- The study reveals six critical findings, including a disconnect between employers and employees in terms of what motivates people to move to a city and to stay there – which is vital to realizing economic opportunities and growth.
- City leaders and infrastructure planners should incorporate the “voice of the employee” into their planning processes in order to better incorporate the human and social factors that drive residency decisions.
- Morocco ranks safety and security, personal stress and anxiety, and transportation and traffic as the most important factors when deciding where to live and work
CASABLANCA, Morocco, 7 November 2018 -/African Media Agency (AMA)/- Mercer, a global consulting leader in advancing health, wealth and career, and a wholly-owned subsidiary of Marsh & McLennan Companies, Inc. (NYSE: MMC), today announced the results of an extensive study that examines the needs of workers in the world’s fastest-growing cities across four key factors – human, health, money and work.
The study found that employees in Morocco rank safety and security as the most important factor when deciding where to live and work. This was followed by personal stress and anxiety, with 38% employees in the city saying they experience high stress levels.
Other factors which play a big role when Moroccan employees decide where to live and work include transportation and traffic, air and water quality and affordable healthcare. “With this in mind, governments and large businesses have a role to play in making cities more attractive in meeting the top needs of employees,” Amine Lazrak, Managing Director at Mercer in Northern and Francophone Africa.
The study provides critical insight into the motivations of workers against the backdrop of fierce competition for highly-skilled talent. It also provides practical advice for companies and municipalities to help them accelerate their talent strategies and realize commercial gains.
“Overwhelmingly, our study reveals what people desire most is a better life for themselves and their families. And with the segmentation study we conducted in parallel, Mercer can help businesses tailor their recruitment, retention and facilities expansion programs in order to be more effective,” Mr. Anderson added.
Overall, satisfaction with life ranks as the most important factor for workers in deciding whether to stay in or leave a city. When considering a move to a new city, workers rate life satisfaction twice as important than employers realize. Safety and security rank second. Income comes in third, with proximity to family and friends in fourth and career and job opportunities fifth.
A key distinction revealed by the study is only after people have made the decision to move to a new city do money and job factors become more important. When looking to make a professional move within a city, the three top drivers are money, better career opportunities, and promotion or advancement. At the hyper-local level, proximity-based amenities and infrastructure, along with various cultural factors, matter more to employees.

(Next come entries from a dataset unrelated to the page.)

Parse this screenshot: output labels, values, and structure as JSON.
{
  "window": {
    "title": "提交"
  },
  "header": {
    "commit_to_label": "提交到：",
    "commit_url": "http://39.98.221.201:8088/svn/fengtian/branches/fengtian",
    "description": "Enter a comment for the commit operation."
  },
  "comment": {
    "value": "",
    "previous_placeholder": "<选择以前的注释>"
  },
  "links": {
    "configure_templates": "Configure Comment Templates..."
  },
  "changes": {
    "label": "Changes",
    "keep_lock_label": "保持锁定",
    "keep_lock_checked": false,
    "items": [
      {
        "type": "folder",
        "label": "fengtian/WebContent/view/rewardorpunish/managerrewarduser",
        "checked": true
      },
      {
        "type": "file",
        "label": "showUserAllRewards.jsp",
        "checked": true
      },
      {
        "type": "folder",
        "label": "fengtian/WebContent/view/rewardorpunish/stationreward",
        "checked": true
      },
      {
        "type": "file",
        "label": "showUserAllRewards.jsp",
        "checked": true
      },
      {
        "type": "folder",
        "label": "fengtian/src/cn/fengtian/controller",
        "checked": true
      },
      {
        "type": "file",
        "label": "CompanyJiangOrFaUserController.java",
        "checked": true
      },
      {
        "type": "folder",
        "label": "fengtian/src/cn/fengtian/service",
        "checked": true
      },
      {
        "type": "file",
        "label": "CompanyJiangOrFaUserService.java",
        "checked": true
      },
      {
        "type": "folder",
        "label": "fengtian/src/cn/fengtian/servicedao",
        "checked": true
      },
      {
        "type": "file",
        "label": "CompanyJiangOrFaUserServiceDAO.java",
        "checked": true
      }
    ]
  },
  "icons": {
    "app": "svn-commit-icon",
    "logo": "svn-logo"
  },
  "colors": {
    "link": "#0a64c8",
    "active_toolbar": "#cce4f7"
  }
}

Most cities are underperforming
In one of the most significant findings of the study for local governments, most workers say their cities are underperforming. The biggest tension between worker expectations and city performance is in safety and infrastructure. Pollution, personal stress, affordable housing, transport and mobility, and safety and security represent major gaps between what a city is able to deliver and what the employees surveyed value, presenting a major opportunity for making vast improvements in meeting workers’ needs and expectations in the future.